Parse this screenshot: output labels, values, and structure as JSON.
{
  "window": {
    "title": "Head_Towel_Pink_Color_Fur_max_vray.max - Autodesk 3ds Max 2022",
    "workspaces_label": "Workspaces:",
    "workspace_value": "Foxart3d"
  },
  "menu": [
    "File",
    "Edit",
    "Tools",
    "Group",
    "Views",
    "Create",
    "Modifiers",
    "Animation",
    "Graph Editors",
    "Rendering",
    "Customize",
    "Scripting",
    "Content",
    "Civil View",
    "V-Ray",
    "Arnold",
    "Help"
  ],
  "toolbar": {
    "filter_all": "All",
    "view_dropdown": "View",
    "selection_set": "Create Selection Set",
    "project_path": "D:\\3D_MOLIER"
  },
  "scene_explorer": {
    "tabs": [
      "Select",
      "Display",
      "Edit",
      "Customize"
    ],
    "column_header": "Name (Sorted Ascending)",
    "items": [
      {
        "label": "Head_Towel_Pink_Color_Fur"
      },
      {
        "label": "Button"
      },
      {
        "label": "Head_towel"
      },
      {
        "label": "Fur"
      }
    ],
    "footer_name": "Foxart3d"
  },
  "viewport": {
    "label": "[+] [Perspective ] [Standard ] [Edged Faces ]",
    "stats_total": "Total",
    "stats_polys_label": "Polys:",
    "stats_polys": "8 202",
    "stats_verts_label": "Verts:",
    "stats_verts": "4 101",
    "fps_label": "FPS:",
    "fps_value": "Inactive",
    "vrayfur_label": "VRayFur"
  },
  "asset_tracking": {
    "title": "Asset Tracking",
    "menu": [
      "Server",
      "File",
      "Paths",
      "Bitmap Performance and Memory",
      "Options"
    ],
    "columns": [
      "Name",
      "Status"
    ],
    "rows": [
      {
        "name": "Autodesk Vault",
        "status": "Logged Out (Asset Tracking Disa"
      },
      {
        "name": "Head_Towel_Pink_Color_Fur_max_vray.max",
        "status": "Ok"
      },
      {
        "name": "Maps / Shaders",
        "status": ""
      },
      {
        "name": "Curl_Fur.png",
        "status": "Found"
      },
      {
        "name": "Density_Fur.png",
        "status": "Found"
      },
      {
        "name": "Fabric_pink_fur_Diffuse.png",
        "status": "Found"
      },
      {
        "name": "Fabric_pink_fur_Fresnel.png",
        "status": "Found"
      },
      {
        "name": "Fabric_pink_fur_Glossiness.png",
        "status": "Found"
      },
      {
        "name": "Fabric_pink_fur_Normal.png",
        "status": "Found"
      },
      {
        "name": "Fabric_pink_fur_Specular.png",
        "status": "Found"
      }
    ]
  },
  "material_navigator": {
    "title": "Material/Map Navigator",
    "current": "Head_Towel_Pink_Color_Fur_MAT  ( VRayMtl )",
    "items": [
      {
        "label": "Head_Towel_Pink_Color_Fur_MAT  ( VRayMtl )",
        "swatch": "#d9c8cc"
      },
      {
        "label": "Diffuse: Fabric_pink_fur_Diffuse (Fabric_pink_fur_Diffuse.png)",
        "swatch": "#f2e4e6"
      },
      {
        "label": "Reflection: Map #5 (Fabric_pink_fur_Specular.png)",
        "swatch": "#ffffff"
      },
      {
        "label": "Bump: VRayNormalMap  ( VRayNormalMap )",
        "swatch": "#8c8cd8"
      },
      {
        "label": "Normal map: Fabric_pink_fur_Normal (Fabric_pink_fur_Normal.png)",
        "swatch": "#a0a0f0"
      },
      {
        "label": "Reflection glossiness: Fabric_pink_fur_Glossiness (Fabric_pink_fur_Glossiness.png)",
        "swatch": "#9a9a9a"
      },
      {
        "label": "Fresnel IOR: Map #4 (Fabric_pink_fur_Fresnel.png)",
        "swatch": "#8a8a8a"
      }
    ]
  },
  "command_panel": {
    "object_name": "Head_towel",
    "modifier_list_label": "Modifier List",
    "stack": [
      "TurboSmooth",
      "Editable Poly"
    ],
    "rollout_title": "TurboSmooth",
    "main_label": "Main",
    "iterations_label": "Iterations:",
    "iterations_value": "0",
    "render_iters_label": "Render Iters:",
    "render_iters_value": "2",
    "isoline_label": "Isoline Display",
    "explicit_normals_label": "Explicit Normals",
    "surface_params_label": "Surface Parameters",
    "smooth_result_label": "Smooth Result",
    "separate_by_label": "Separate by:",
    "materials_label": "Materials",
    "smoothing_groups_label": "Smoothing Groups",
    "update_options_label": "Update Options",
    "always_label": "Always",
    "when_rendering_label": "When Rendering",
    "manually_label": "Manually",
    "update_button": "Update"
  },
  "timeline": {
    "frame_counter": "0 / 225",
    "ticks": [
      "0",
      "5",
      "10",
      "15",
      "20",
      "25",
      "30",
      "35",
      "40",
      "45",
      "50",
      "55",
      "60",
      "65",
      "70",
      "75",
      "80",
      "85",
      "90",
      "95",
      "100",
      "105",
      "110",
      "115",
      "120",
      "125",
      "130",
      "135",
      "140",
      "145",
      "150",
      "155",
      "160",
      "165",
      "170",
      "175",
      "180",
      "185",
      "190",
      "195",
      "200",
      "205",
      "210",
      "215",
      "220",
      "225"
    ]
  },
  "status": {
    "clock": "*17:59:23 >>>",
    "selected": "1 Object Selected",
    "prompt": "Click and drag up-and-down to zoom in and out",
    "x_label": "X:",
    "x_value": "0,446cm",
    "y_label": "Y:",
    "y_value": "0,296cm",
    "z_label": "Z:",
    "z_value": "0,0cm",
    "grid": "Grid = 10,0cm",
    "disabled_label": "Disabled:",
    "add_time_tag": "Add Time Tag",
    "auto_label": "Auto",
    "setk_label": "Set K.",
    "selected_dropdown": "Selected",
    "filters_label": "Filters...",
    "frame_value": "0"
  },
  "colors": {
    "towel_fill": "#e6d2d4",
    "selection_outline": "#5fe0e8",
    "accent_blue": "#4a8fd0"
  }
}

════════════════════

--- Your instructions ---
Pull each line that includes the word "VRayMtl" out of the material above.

--- Output ---
    "current": "Head_Towel_Pink_Color_Fur_MAT  ( VRayMtl )",
        "label": "Head_Towel_Pink_Color_Fur_MAT  ( VRayMtl )",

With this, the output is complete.